Provided information =
-*-

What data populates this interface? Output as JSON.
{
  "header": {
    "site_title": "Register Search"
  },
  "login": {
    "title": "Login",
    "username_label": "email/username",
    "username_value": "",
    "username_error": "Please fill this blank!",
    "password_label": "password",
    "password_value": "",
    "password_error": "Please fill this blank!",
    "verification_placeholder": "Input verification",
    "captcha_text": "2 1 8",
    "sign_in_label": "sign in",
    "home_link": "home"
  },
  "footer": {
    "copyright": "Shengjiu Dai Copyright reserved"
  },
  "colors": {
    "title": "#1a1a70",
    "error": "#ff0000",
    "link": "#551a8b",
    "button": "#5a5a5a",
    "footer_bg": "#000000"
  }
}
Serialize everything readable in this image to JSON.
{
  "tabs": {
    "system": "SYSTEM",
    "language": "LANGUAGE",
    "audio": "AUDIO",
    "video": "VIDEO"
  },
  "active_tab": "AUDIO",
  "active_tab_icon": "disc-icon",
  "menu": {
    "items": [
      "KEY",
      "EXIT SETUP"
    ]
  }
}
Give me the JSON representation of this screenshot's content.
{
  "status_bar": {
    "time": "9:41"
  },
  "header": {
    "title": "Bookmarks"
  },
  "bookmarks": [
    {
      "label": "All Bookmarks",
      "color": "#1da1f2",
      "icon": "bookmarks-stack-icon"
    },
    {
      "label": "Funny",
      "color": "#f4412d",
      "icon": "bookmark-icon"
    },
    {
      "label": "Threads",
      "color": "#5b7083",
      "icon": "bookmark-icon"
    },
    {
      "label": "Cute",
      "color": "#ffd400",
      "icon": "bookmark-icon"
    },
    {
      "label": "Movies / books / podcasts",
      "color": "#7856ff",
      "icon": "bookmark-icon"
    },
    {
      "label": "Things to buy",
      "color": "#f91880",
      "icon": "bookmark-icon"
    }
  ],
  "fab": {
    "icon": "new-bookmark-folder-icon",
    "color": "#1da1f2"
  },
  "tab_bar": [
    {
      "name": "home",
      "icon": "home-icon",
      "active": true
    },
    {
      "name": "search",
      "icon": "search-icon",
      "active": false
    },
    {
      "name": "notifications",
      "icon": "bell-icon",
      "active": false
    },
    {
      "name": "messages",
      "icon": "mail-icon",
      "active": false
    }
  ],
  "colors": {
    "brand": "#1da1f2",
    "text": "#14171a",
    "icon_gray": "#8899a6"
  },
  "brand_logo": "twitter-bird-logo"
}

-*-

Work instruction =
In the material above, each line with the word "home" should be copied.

Expected output =
    "home_link": "home"
      "name": "home",
      "icon": "home-icon",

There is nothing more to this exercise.